Chinese stocks traded in the U.S. slid from a two-week high and Melco Crown Entertainment Ltd. slumped as concern Europe’s debt crisis will spread outweighed prospects of more stimulus for Asia’s biggest economy.
The Bloomberg China-US Equity Index of the most-traded Chinese companies in the U.S. dropped 0.9 percent to 90.50 yesterday. Melco Crown, a Macau casino operator, traded at the biggest discount to Hong Kong shares since June 1 after the city’s gaming revenue outlook was cut. LDK Solar Co. led peers lower as Jefferies Group Inc. said European demand for panels slowed. E-Commerce China Dangdang Inc. jumped after the National Business Daily reported a deal with Tencent Holdings Ltd.
China cut its benchmark interest rates last week for the first time since 2008 as May economic data showed inflation slowed more than economists’ forecasts and industrial production grew less than projected. Borrowing costs increased at debt auctions yesterday in Germany and Italy, and European Union data showed Euro-area industrial production declined for a second month in April, adding to signs of a deepening economic slump.
“For the next several months, we are still going to be overshadowed by the macro economic background in Europe,” Sam Mahtani, who oversees about $5 billion as director of emerging markets at F&C Asset Management Plc in London, said by phone yesterday. “China will roll out incremental measures to help the economy and can manage to engineer a soft landing, while what happens in Greece, Spain and Italy will obviously have a very significant impact on sentiment toward emerging markets like China.”
The iShares FTSE China 25 Index Fund, the biggest U.S.- listed China exchange-traded fund, increased 0.4 percent to a four-day high of $33.67. The Shanghai Composite Index of mainland stocks advanced 1.3 percent to 2,318.92, the most since May 17. The Standard & Poor’s 500 Index lost 0.7 percent to 1,314.88 after U.S. retail sales fell in May for a second month.
Melco’s American depositary receipts sank to $11.75, snapping a six-day rally.
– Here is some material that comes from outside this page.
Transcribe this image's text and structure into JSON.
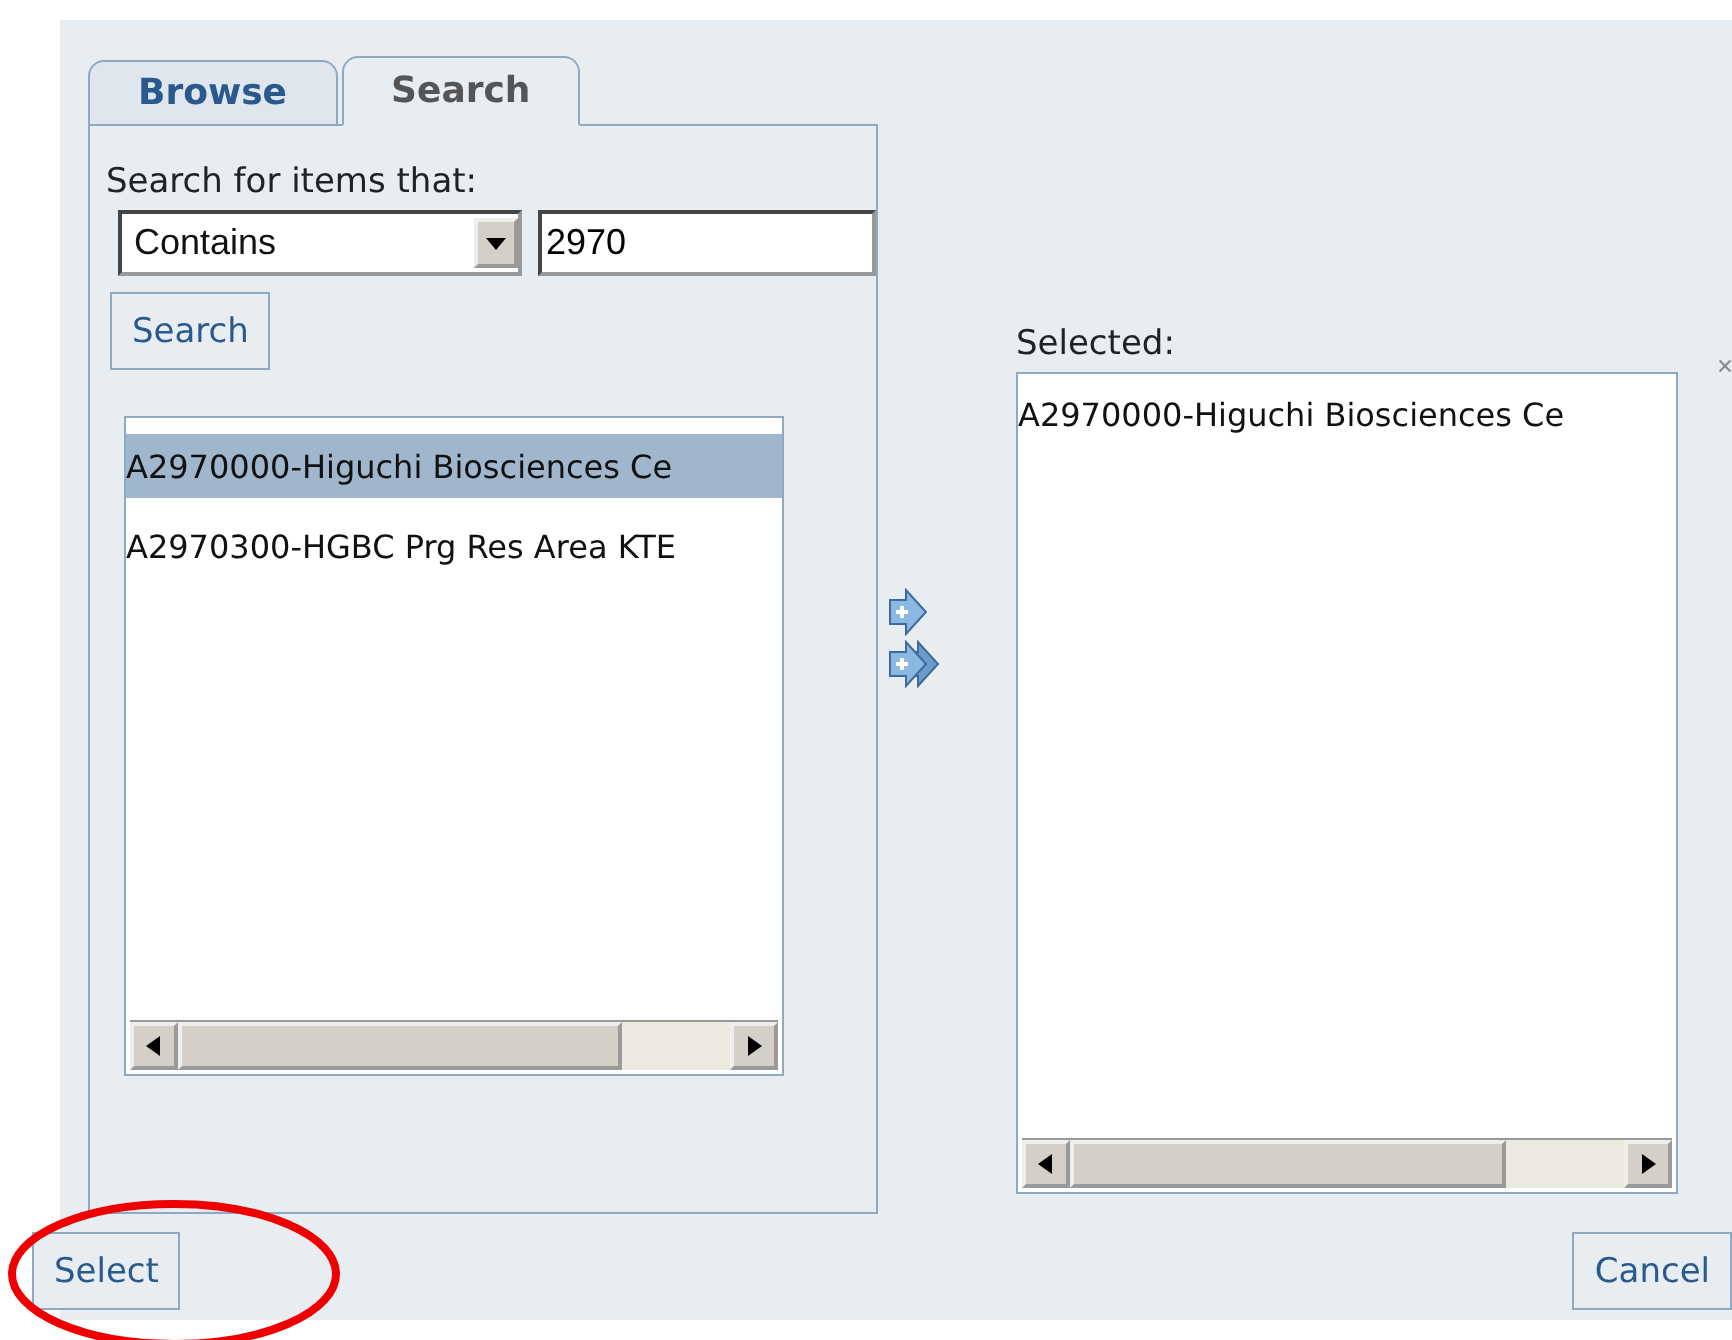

The ADRs, each representing three underlying shares in the company, traded 3.1 percent below its Hong Kong stock, the widest discount since June 1.
CLSA Asia-Pacific Markets lowered its 2012 gaming revenue growth forecast for Macau, the only Chinese city where casinos are legal, to 16 percent from its previous estimate of 21 percent. CLSA also reduced Melco’s 12-month price target to $20 from $23.20.
“There’s a lot of scrutiny on MPEL because it’s a pure play on Macau,” David Bain, Newport Beach, California.-based analyst at Sterne, Agee & Leach Inc., said by phone yesterday. “However, Melco stands to benefit from another interest rate cut in China and will certainly be helped by getting approval for the construction of its Studio City project. They have a pipeline which not a lot of other players do.”
LDK, Trina Tumble
LDK, the world’s second-largest maker of wafers, tumbled 7 percent to $1.98, the biggest loss since June 1, after a 17 percent surge the previous day.
Chinese solar makers rallied June 12 after First Solar Inc., the world’s largest maker of thin-film panels, said it plans to increase production at its factory in Frankfurt an der Oder, Germany, to meet demand in Europe for its products. First Solar’s 21 percent advance on June 12 was “not warranted” as German demand is “lower than expected,” and Italy has “slowed markedly,” Jefferies analyst Jesse Pichel said in a research note yesterday.
Trina Solar Ltd. China’s third-biggest maker of solar panels, retreated 6.5 percent to $6.21, while Suntech Power Holdings Co., the world’s biggest panel maker, lost 2.9 percent to $1.69. Yingli Green Energy Holding Co. slipped 2.2 percent to $2.68.
E-Commerce, China’s biggest Internet book retailer also known as Dangdang, jumped 10 percent to $5.87 in New York, the strongest level since May 17.
Dangdang has reached an agreement with Tencent, China’s biggest Internet company, to operate book and baby products sales for Tencent’s online store, the Chinese-language National Business Daily reported today, citing unidentified people at both companies. Tencent plans to invest $1 billion in its e-commerce unit, it said in a May 24 statement.
“People think Dangdang’s association with Tencent will be good as Tencent will spend on e-commerce,” said Andy Yeung, a New York-based analyst for Oppenheimer & Co.
China Life Insurance Co., the nation’s biggest life insurer, advanced for a fourth day, the longest winning streak since Feb. 3, after Capital Securities Corp., a Taipei-based securities brokerage, said a broadening in insurers’ investment scope may help boost their returns.
Its ADRs advanced 1.9 percent to $36.97, the highest level in a month. The ADRs traded 1 percent lower than China Life’s Hong Kong shares yesterday, from a 0.7 percent premium on June 12.